▶ [What this task involves]
Every record must be restated exactly as written.

====

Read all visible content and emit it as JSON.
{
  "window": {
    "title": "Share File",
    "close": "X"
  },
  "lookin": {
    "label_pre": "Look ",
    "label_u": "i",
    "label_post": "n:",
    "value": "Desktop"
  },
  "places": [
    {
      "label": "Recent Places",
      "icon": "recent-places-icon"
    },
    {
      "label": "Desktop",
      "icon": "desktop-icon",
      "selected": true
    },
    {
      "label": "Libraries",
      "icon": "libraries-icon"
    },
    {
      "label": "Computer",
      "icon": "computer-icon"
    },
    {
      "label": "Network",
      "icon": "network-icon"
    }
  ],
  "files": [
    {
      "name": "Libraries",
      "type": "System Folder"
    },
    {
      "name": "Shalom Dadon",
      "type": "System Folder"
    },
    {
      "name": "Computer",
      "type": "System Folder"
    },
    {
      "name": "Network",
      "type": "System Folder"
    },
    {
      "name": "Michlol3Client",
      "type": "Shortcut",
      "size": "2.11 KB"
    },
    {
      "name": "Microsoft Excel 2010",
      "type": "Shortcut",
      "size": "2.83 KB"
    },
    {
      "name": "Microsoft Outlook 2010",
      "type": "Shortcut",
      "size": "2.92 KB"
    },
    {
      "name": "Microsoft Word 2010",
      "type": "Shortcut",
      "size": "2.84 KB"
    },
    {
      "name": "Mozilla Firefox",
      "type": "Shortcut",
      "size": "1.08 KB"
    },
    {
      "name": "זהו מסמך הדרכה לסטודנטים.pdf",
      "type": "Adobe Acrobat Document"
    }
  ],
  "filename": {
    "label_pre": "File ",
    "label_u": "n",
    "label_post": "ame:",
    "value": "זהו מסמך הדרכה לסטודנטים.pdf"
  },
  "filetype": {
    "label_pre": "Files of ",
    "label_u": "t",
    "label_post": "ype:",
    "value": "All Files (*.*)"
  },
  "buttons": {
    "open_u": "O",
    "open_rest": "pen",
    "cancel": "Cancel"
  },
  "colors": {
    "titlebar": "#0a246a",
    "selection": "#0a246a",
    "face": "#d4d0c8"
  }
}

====

▶ [Your response]
Read all visible content and emit it as JSON.
{
  "window": {
    "title": "Share File",
    "close": "X"
  },
  "lookin": {
    "label_pre": "Look ",
    "label_u": "i",
    "label_post": "n:",
    "value": "Desktop"
  },
  "places": [
    {
      "label": "Recent Places",
      "icon": "recent-places-icon"
    },
    {
      "label": "Desktop",
      "icon": "desktop-icon",
      "selected": true
    },
    {
      "label": "Libraries",
      "icon": "libraries-icon"
    },
    {
      "label": "Computer",
      "icon": "computer-icon"
    },
    {
      "label": "Network",
      "icon": "network-icon"
    }
  ],
  "files": [
    {
      "name": "Libraries",
      "type": "System Folder"
    },
    {
      "name": "Shalom Dadon",
      "type": "System Folder"
    },
    {
      "name": "Computer",
      "type": "System Folder"
    },
    {
      "name": "Network",
      "type": "System Folder"
    },
    {
      "name": "Michlol3Client",
      "type": "Shortcut",
      "size": "2.11 KB"
    },
    {
      "name": "Microsoft Excel 2010",
      "type": "Shortcut",
      "size": "2.83 KB"
    },
    {
      "name": "Microsoft Outlook 2010",
      "type": "Shortcut",
      "size": "2.92 KB"
    },
    {
      "name": "Microsoft Word 2010",
      "type": "Shortcut",
      "size": "2.84 KB"
    },
    {
      "name": "Mozilla Firefox",
      "type": "Shortcut",
      "size": "1.08 KB"
    },
    {
      "name": "זהו מסמך הדרכה לסטודנטים.pdf",
      "type": "Adobe Acrobat Document"
    }
  ],
  "filename": {
    "label_pre": "File ",
    "label_u": "n",
    "label_post": "ame:",
    "value": "זהו מסמך הדרכה לסטודנטים.pdf"
  },
  "filetype": {
    "label_pre": "Files of ",
    "label_u": "t",
    "label_post": "ype:",
    "value": "All Files (*.*)"
  },
  "buttons": {
    "open_u": "O",
    "open_rest": "pen",
    "cancel": "Cancel"
  },
  "colors": {
    "titlebar": "#0a246a",
    "selection": "#0a246a",
    "face": "#d4d0c8"
  }
}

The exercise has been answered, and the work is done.